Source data
--------------------------------------------------
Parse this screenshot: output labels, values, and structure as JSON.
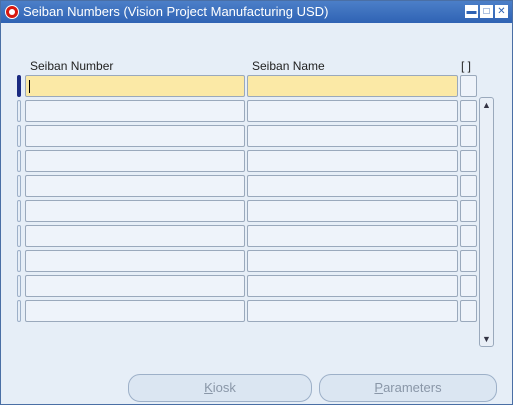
{
  "window": {
    "title": "Seiban Numbers (Vision Project Manufacturing USD)"
  },
  "window_controls": {
    "minimize": "▬",
    "maximize": "□",
    "close": "✕"
  },
  "columns": {
    "seiban_number": "Seiban Number",
    "seiban_name": "Seiban Name",
    "flag": "[ ]"
  },
  "rows": [
    {
      "seiban_number": "",
      "seiban_name": ""
    },
    {
      "seiban_number": "",
      "seiban_name": ""
    },
    {
      "seiban_number": "",
      "seiban_name": ""
    },
    {
      "seiban_number": "",
      "seiban_name": ""
    },
    {
      "seiban_number": "",
      "seiban_name": ""
    },
    {
      "seiban_number": "",
      "seiban_name": ""
    },
    {
      "seiban_number": "",
      "seiban_name": ""
    },
    {
      "seiban_number": "",
      "seiban_name": ""
    },
    {
      "seiban_number": "",
      "seiban_name": ""
    },
    {
      "seiban_number": "",
      "seiban_name": ""
    }
  ],
  "scrollbar": {
    "up": "▲",
    "down": "▼"
  },
  "buttons": {
    "kiosk": {
      "mnemonic": "K",
      "rest": "iosk"
    },
    "parameters": {
      "mnemonic": "P",
      "rest": "arameters"
    }
  },
  "colors": {
    "titlebar": "#2f63b4",
    "current_record": "#fbe9a6",
    "form_bg": "#e6eef7"
  }
}
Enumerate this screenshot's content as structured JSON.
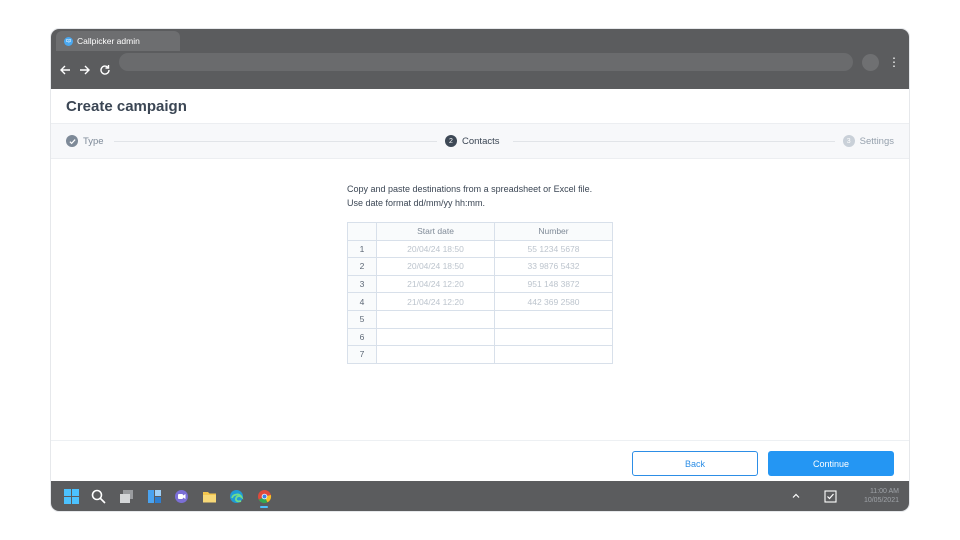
{
  "browser": {
    "tab_title": "Callpicker admin",
    "favicon_text": "cp",
    "back_icon": "arrow-left-icon",
    "forward_icon": "arrow-right-icon",
    "reload_icon": "reload-icon",
    "menu_icon": "more-vertical-icon"
  },
  "page": {
    "title": "Create campaign"
  },
  "steps": [
    {
      "number": "1",
      "label": "Type",
      "state": "done"
    },
    {
      "number": "2",
      "label": "Contacts",
      "state": "active"
    },
    {
      "number": "3",
      "label": "Settings",
      "state": "pending"
    }
  ],
  "instructions": {
    "line1": "Copy and paste destinations from a spreadsheet or Excel file.",
    "line2": "Use date format dd/mm/yy hh:mm."
  },
  "grid": {
    "headers": [
      "Start date",
      "Number"
    ],
    "rows": [
      {
        "n": "1",
        "date": "20/04/24 18:50",
        "number": "55 1234 5678"
      },
      {
        "n": "2",
        "date": "20/04/24 18:50",
        "number": "33 9876 5432"
      },
      {
        "n": "3",
        "date": "21/04/24 12:20",
        "number": "951 148 3872"
      },
      {
        "n": "4",
        "date": "21/04/24 12:20",
        "number": "442 369 2580"
      },
      {
        "n": "5",
        "date": "",
        "number": ""
      },
      {
        "n": "6",
        "date": "",
        "number": ""
      },
      {
        "n": "7",
        "date": "",
        "number": ""
      }
    ]
  },
  "buttons": {
    "back": "Back",
    "continue": "Continue"
  },
  "colors": {
    "accent": "#2496f3",
    "chrome": "#5b5c5e"
  },
  "taskbar": {
    "icons": [
      "windows-start-icon",
      "search-icon",
      "task-view-icon",
      "widgets-icon",
      "chat-icon",
      "file-explorer-icon",
      "edge-icon",
      "chrome-icon"
    ],
    "time": "11:00 AM",
    "date": "10/05/2021"
  }
}
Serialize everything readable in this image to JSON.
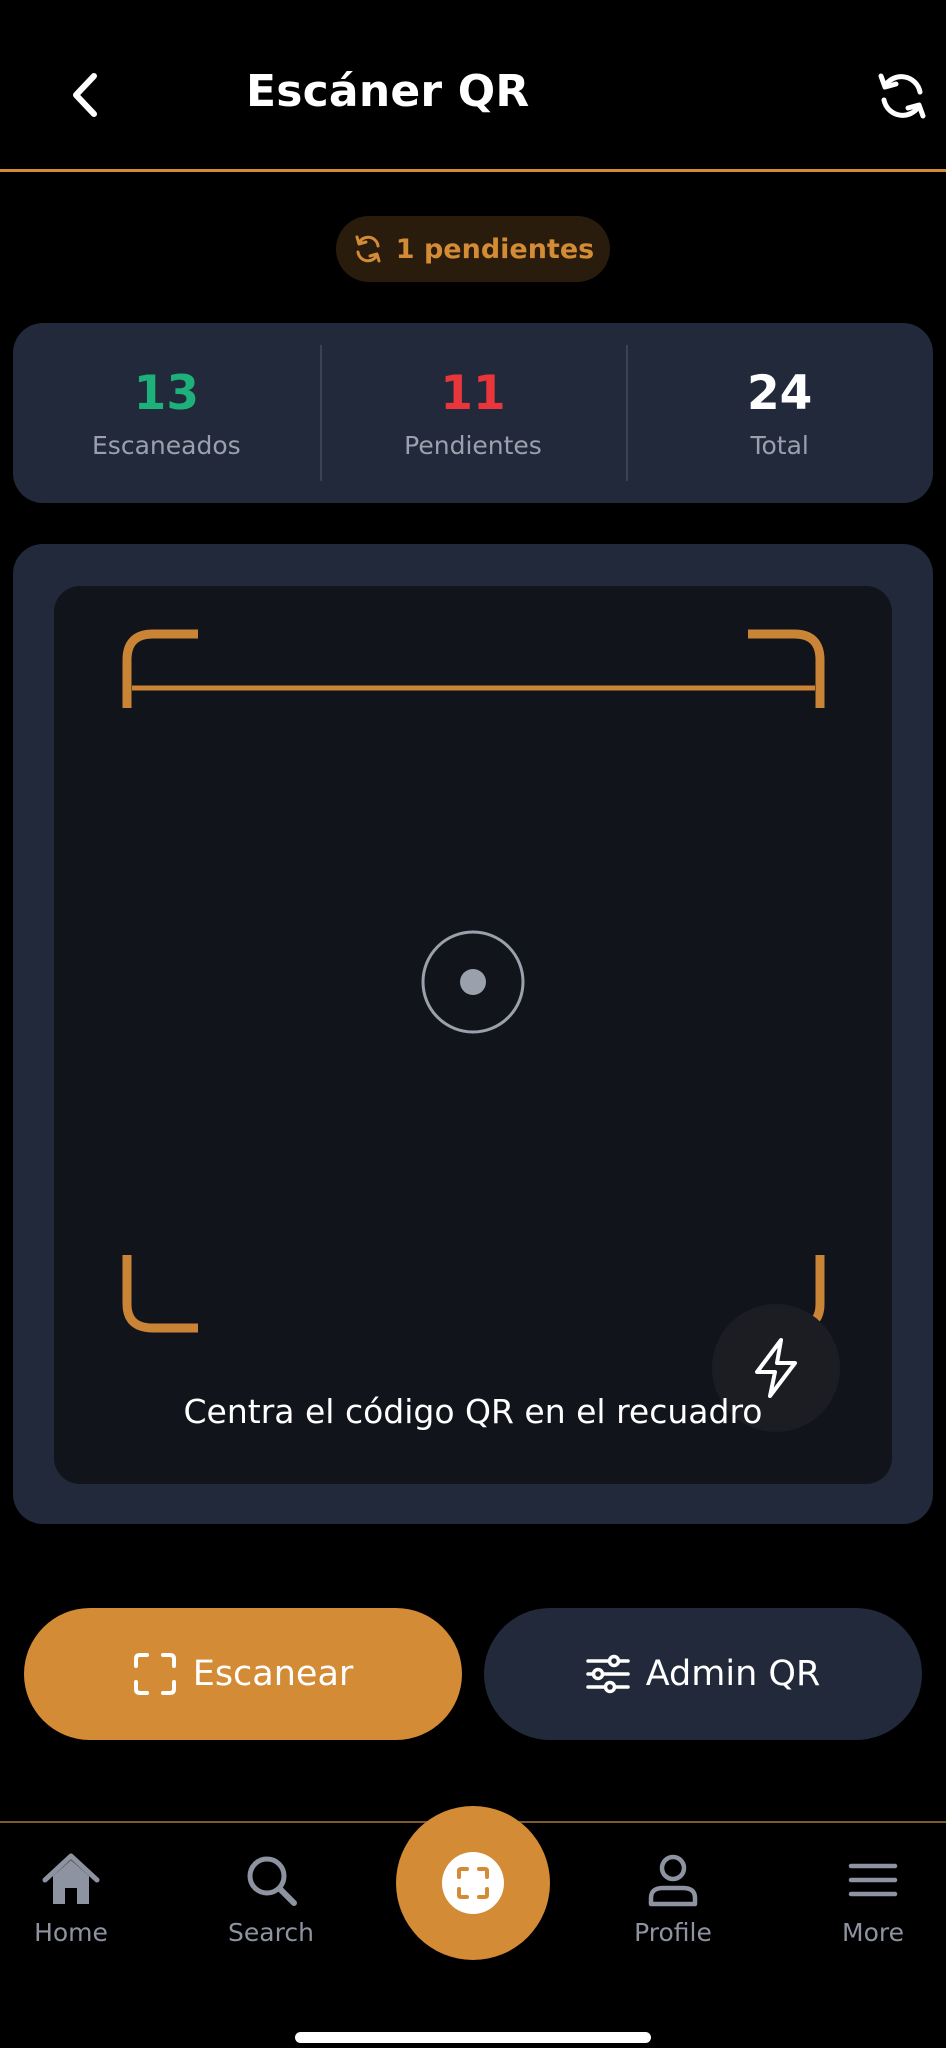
{
  "header": {
    "title": "Escáner QR",
    "back_icon": "chevron-left-icon",
    "refresh_icon": "refresh-icon"
  },
  "sync_pill": {
    "label": "1 pendientes",
    "icon": "sync-icon"
  },
  "stats": [
    {
      "value": "13",
      "label": "Escaneados",
      "color": "#1db07a"
    },
    {
      "value": "11",
      "label": "Pendientes",
      "color": "#e8363a"
    },
    {
      "value": "24",
      "label": "Total",
      "color": "#ffffff"
    }
  ],
  "scanner": {
    "hint": "Centra el código QR en el recuadro",
    "flash_icon": "flash-icon"
  },
  "actions": {
    "scan_label": "Escanear",
    "admin_label": "Admin QR"
  },
  "nav": {
    "home": "Home",
    "search": "Search",
    "profile": "Profile",
    "more": "More"
  },
  "colors": {
    "accent": "#d38b35",
    "card": "#22293a",
    "background": "#000000"
  }
}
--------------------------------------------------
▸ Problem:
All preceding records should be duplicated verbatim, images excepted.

▸ Task result:
Parse this screenshot: output labels, values, and structure as JSON.
{
  "window": {
    "title": "Seiban Numbers (Vision Project Manufacturing USD)"
  },
  "window_controls": {
    "minimize": "▬",
    "maximize": "□",
    "close": "✕"
  },
  "columns": {
    "seiban_number": "Seiban Number",
    "seiban_name": "Seiban Name",
    "flag": "[ ]"
  },
  "rows": [
    {
      "seiban_number": "",
      "seiban_name": ""
    },
    {
      "seiban_number": "",
      "seiban_name": ""
    },
    {
      "seiban_number": "",
      "seiban_name": ""
    },
    {
      "seiban_number": "",
      "seiban_name": ""
    },
    {
      "seiban_number": "",
      "seiban_name": ""
    },
    {
      "seiban_number": "",
      "seiban_name": ""
    },
    {
      "seiban_number": "",
      "seiban_name": ""
    },
    {
      "seiban_number": "",
      "seiban_name": ""
    },
    {
      "seiban_number": "",
      "seiban_name": ""
    },
    {
      "seiban_number": "",
      "seiban_name": ""
    }
  ],
  "scrollbar": {
    "up": "▲",
    "down": "▼"
  },
  "buttons": {
    "kiosk": {
      "mnemonic": "K",
      "rest": "iosk"
    },
    "parameters": {
      "mnemonic": "P",
      "rest": "arameters"
    }
  },
  "colors": {
    "titlebar": "#2f63b4",
    "current_record": "#fbe9a6",
    "form_bg": "#e6eef7"
  }
}
Enumerate this screenshot's content as structured JSON.
{
  "browser": {
    "tab_title": "Callpicker admin",
    "favicon_text": "cp",
    "back_icon": "arrow-left-icon",
    "forward_icon": "arrow-right-icon",
    "reload_icon": "reload-icon",
    "menu_icon": "more-vertical-icon"
  },
  "page": {
    "title": "Create campaign"
  },
  "steps": [
    {
      "number": "1",
      "label": "Type",
      "state": "done"
    },
    {
      "number": "2",
      "label": "Contacts",
      "state": "active"
    },
    {
      "number": "3",
      "label": "Settings",
      "state": "pending"
    }
  ],
  "instructions": {
    "line1": "Copy and paste destinations from a spreadsheet or Excel file.",
    "line2": "Use date format dd/mm/yy hh:mm."
  },
  "grid": {
    "headers": [
      "Start date",
      "Number"
    ],
    "rows": [
      {
        "n": "1",
        "date": "20/04/24 18:50",
        "number": "55 1234 5678"
      },
      {
        "n": "2",
        "date": "20/04/24 18:50",
        "number": "33 9876 5432"
      },
      {
        "n": "3",
        "date": "21/04/24 12:20",
        "number": "951 148 3872"
      },
      {
        "n": "4",
        "date": "21/04/24 12:20",
        "number": "442 369 2580"
      },
      {
        "n": "5",
        "date": "",
        "number": ""
      },
      {
        "n": "6",
        "date": "",
        "number": ""
      },
      {
        "n": "7",
        "date": "",
        "number": ""
      }
    ]
  },
  "buttons": {
    "back": "Back",
    "continue": "Continue"
  },
  "colors": {
    "accent": "#2496f3",
    "chrome": "#5b5c5e"
  },
  "taskbar": {
    "icons": [
      "windows-start-icon",
      "search-icon",
      "task-view-icon",
      "widgets-icon",
      "chat-icon",
      "file-explorer-icon",
      "edge-icon",
      "chrome-icon"
    ],
    "time": "11:00 AM",
    "date": "10/05/2021"
  }
}
Serialize everything readable in this image to JSON.
{
  "header": {
    "title": "Escáner QR",
    "back_icon": "chevron-left-icon",
    "refresh_icon": "refresh-icon"
  },
  "sync_pill": {
    "label": "1 pendientes",
    "icon": "sync-icon"
  },
  "stats": [
    {
      "value": "13",
      "label": "Escaneados",
      "color": "#1db07a"
    },
    {
      "value": "11",
      "label": "Pendientes",
      "color": "#e8363a"
    },
    {
      "value": "24",
      "label": "Total",
      "color": "#ffffff"
    }
  ],
  "scanner": {
    "hint": "Centra el código QR en el recuadro",
    "flash_icon": "flash-icon"
  },
  "actions": {
    "scan_label": "Escanear",
    "admin_label": "Admin QR"
  },
  "nav": {
    "home": "Home",
    "search": "Search",
    "profile": "Profile",
    "more": "More"
  },
  "colors": {
    "accent": "#d38b35",
    "card": "#22293a",
    "background": "#000000"
  }
}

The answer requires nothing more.